* THE INPUT:
————

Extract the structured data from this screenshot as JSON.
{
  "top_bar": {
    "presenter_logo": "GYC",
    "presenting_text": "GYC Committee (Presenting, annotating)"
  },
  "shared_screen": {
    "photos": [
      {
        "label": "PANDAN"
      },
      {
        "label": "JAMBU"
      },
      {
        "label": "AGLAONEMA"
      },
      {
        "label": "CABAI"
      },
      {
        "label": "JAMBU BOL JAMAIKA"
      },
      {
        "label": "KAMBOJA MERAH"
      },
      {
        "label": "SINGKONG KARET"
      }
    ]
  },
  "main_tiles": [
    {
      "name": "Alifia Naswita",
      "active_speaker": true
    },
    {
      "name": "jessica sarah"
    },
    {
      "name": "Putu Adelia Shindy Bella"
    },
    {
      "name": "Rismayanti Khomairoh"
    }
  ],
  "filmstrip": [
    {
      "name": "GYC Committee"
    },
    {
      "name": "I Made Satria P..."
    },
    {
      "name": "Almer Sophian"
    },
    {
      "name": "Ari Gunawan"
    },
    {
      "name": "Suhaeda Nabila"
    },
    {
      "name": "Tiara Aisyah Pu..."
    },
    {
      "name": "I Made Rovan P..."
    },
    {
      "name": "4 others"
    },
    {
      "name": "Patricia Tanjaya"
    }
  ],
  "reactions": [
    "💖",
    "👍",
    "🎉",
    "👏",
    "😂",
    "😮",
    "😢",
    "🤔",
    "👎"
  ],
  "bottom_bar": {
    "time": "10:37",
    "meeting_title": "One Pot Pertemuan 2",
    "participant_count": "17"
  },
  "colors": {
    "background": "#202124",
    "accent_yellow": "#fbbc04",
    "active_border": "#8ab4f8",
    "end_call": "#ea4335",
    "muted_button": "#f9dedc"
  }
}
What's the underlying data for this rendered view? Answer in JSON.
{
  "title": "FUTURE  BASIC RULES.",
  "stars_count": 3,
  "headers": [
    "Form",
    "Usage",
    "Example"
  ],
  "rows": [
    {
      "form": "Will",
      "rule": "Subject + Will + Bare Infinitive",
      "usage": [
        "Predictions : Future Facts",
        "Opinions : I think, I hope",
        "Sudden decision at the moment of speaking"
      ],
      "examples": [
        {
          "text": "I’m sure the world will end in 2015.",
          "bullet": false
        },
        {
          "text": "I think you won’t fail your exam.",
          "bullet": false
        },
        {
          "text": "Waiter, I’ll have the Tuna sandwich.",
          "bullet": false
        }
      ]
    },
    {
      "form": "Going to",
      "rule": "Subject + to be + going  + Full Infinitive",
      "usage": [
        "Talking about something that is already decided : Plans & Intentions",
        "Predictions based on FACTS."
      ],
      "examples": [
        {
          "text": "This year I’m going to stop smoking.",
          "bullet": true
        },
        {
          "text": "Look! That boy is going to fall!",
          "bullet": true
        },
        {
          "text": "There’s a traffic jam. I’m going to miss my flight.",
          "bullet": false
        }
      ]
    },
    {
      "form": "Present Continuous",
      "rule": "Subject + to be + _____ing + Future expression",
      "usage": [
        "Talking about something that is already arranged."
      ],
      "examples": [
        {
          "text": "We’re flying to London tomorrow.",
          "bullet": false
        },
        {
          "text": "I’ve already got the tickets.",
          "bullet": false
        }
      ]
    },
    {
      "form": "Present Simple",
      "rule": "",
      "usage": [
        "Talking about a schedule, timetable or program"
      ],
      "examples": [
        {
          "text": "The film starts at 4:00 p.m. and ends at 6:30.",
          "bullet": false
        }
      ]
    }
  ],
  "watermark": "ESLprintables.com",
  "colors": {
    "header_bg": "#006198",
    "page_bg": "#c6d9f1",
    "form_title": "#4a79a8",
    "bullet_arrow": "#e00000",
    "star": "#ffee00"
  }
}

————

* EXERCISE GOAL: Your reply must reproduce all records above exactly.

* SOLUTION TO THIS EXERCISE:
Extract the structured data from this screenshot as JSON.
{
  "top_bar": {
    "presenter_logo": "GYC",
    "presenting_text": "GYC Committee (Presenting, annotating)"
  },
  "shared_screen": {
    "photos": [
      {
        "label": "PANDAN"
      },
      {
        "label": "JAMBU"
      },
      {
        "label": "AGLAONEMA"
      },
      {
        "label": "CABAI"
      },
      {
        "label": "JAMBU BOL JAMAIKA"
      },
      {
        "label": "KAMBOJA MERAH"
      },
      {
        "label": "SINGKONG KARET"
      }
    ]
  },
  "main_tiles": [
    {
      "name": "Alifia Naswita",
      "active_speaker": true
    },
    {
      "name": "jessica sarah"
    },
    {
      "name": "Putu Adelia Shindy Bella"
    },
    {
      "name": "Rismayanti Khomairoh"
    }
  ],
  "filmstrip": [
    {
      "name": "GYC Committee"
    },
    {
      "name": "I Made Satria P..."
    },
    {
      "name": "Almer Sophian"
    },
    {
      "name": "Ari Gunawan"
    },
    {
      "name": "Suhaeda Nabila"
    },
    {
      "name": "Tiara Aisyah Pu..."
    },
    {
      "name": "I Made Rovan P..."
    },
    {
      "name": "4 others"
    },
    {
      "name": "Patricia Tanjaya"
    }
  ],
  "reactions": [
    "💖",
    "👍",
    "🎉",
    "👏",
    "😂",
    "😮",
    "😢",
    "🤔",
    "👎"
  ],
  "bottom_bar": {
    "time": "10:37",
    "meeting_title": "One Pot Pertemuan 2",
    "participant_count": "17"
  },
  "colors": {
    "background": "#202124",
    "accent_yellow": "#fbbc04",
    "active_border": "#8ab4f8",
    "end_call": "#ea4335",
    "muted_button": "#f9dedc"
  }
}
What's the underlying data for this rendered view? Answer in JSON.
{
  "title": "FUTURE  BASIC RULES.",
  "stars_count": 3,
  "headers": [
    "Form",
    "Usage",
    "Example"
  ],
  "rows": [
    {
      "form": "Will",
      "rule": "Subject + Will + Bare Infinitive",
      "usage": [
        "Predictions : Future Facts",
        "Opinions : I think, I hope",
        "Sudden decision at the moment of speaking"
      ],
      "examples": [
        {
          "text": "I’m sure the world will end in 2015.",
          "bullet": false
        },
        {
          "text": "I think you won’t fail your exam.",
          "bullet": false
        },
        {
          "text": "Waiter, I’ll have the Tuna sandwich.",
          "bullet": false
        }
      ]
    },
    {
      "form": "Going to",
      "rule": "Subject + to be + going  + Full Infinitive",
      "usage": [
        "Talking about something that is already decided : Plans & Intentions",
        "Predictions based on FACTS."
      ],
      "examples": [
        {
          "text": "This year I’m going to stop smoking.",
          "bullet": true
        },
        {
          "text": "Look! That boy is going to fall!",
          "bullet": true
        },
        {
          "text": "There’s a traffic jam. I’m going to miss my flight.",
          "bullet": false
        }
      ]
    },
    {
      "form": "Present Continuous",
      "rule": "Subject + to be + _____ing + Future expression",
      "usage": [
        "Talking about something that is already arranged."
      ],
      "examples": [
        {
          "text": "We’re flying to London tomorrow.",
          "bullet": false
        },
        {
          "text": "I’ve already got the tickets.",
          "bullet": false
        }
      ]
    },
    {
      "form": "Present Simple",
      "rule": "",
      "usage": [
        "Talking about a schedule, timetable or program"
      ],
      "examples": [
        {
          "text": "The film starts at 4:00 p.m. and ends at 6:30.",
          "bullet": false
        }
      ]
    }
  ],
  "watermark": "ESLprintables.com",
  "colors": {
    "header_bg": "#006198",
    "page_bg": "#c6d9f1",
    "form_title": "#4a79a8",
    "bullet_arrow": "#e00000",
    "star": "#ffee00"
  }
}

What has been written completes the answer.